#### Mario Carneiro (Sep 12 2021 at 16:55):

Clearly the other lists should be tuple types ;)

#### Kyle Miller (Sep 12 2021 at 16:56):

Mario Carneiro said:

and as you say this doesn't work at all for lists

I regret bringing up lists, since it has nothing to do with what I was suggesting. (Though thanks for finding a solution to this puzzle, @David Wärn.)

I find it puzzling that you're saying it doesn't work when I gave some working code. Why does it matter if the product type constructor is injective? There are obviously some problems with needing coercions, but it seems to be significantly better than relying on CIRCLED CROSSING LANES or VAI SYLLABLE KPAN.

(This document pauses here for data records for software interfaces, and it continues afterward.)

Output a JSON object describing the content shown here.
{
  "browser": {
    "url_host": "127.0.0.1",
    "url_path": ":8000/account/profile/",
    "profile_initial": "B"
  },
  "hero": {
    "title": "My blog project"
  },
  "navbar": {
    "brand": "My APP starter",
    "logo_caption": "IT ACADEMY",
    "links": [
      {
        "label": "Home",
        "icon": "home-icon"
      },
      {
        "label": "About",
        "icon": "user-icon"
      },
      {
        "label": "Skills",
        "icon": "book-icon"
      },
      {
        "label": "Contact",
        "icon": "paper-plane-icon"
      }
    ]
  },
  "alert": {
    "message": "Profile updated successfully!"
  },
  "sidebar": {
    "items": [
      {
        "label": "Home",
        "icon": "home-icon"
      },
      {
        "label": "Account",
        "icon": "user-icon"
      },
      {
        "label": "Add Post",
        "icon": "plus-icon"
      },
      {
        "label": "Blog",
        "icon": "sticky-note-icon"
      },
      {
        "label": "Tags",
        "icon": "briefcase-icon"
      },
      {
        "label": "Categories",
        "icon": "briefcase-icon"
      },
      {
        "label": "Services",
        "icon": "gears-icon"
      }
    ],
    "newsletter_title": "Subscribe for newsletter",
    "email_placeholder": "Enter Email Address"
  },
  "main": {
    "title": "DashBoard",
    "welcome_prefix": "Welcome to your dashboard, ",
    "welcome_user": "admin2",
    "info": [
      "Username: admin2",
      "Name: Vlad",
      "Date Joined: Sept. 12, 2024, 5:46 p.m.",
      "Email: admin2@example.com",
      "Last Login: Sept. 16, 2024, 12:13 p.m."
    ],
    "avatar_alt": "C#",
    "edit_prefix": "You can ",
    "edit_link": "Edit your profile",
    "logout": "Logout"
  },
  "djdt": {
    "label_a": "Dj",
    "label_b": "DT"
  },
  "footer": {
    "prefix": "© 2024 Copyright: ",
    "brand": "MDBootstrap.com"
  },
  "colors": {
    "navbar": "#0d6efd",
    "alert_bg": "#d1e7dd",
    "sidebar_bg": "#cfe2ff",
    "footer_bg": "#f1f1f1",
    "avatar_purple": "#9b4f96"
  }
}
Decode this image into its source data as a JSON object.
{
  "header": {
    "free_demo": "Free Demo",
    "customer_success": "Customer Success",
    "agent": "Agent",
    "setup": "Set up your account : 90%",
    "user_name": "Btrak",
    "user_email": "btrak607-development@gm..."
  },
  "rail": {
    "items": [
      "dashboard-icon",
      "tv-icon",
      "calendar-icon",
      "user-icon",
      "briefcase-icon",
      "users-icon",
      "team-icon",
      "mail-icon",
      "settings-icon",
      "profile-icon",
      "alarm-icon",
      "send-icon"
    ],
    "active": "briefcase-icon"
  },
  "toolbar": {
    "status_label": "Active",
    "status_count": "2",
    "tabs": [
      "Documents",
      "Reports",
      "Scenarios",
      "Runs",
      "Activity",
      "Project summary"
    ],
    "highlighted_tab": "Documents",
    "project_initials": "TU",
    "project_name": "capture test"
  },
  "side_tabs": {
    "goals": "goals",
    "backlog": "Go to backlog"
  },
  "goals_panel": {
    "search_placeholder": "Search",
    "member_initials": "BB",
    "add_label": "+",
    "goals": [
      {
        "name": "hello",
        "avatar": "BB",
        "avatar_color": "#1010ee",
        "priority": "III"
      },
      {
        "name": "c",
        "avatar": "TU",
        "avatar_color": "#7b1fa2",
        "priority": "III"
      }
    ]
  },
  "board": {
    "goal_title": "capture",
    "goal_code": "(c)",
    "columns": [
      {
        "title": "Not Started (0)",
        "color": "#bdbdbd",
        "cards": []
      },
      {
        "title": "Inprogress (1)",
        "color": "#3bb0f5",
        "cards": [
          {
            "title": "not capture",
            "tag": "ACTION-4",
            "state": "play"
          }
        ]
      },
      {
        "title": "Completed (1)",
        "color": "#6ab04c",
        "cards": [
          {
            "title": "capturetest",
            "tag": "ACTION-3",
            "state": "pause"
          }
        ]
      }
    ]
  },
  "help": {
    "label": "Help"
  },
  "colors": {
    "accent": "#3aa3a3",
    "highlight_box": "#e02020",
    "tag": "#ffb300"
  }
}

#### Mario Carneiro (Sep 12 2021 at 16:57):

If there is a coercion, then I can see some more possibilities; I was talking about the case where there is no coercion and the two constructors are identified

Last updated: Dec 20 2023 at 11:08 UTC